Japan's move could lead to confrontation with China,
it warned, citing that the Chinese government's calls to solve the dispute
through negotiation have fallen on deaf ears in Japan .
Giving Teikoku the go-ahead to test drill is a move
which makes conflict between the two nations inevitable, though what form this
clash will take is hard to tell, the daily said.
It said that Japan's attempt to force gas exploration
in an area beyond the Okinawa submarine trench has many motivations:
-- Japan's need for oil is not a new issue. The
island country has secured several oil suppliers. Gas resources in the area near
the Diaoyu islets are unlikely to quench its thirst for oil.
-- Japan's unilateral action to start drilling, which
flies in the face of international maritime laws, is not simply about new
sources of energy. It reveals plainly the country's intention to take China
Diaoyu islets for good.
China and Japan have long been divided over the
demarcation of the continental shelf of the East China Sea. China has insisted
onnegotiation and appealed for joint exploration but Japan drew a "median line"
without consulting China.
Japan has unilaterally demarcated a controversial
exclusive economic zone (EEZ) along the "median line," which sits on the Chinese
side of the continental shelf, and on which China enjoys exclusive rights.
China has never accepted the line. But Teikoku's test
drilling will be conducted east of the "median line," said the China Daily said.

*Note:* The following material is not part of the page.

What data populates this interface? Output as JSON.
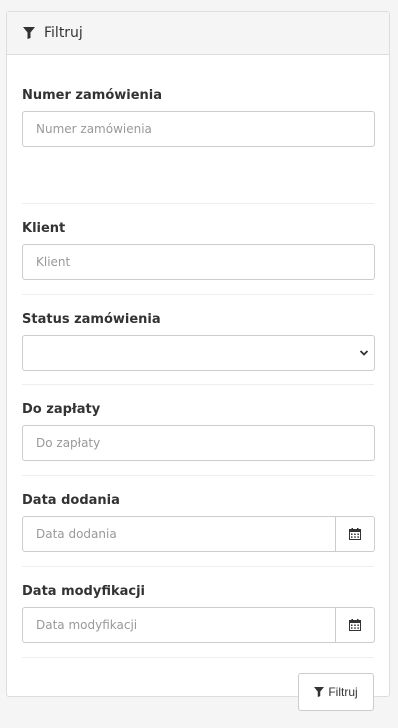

China's oil and gas exploration in the East China Sea
is being carried out in this country's indisputable coastal waters and is
amatter within the scope of China's sovereignty.
The Japanese oil firm originally applied for
exploration rightsin the area in 1969 and again in 1970. The Japanese Government
shelved the applications because of the unsettled EEZ demarcation in the waters
dividing the two countries.
With the issue inconclusive, the nod from today's
Japanese leaders will only serve to fan the flames of trouble.
According to the paper, given the important role
energy issues play in the two countries, communication on the subject is bound
to have a huge bearing on state-to-state relations.
Keeping a cool head and flexibility may be the way to
shoot down disputes like this, it said.
But Japan has strayed from the path of dialogue. If a
confrontation were to result, the blame would sit firmly with Japan, it said.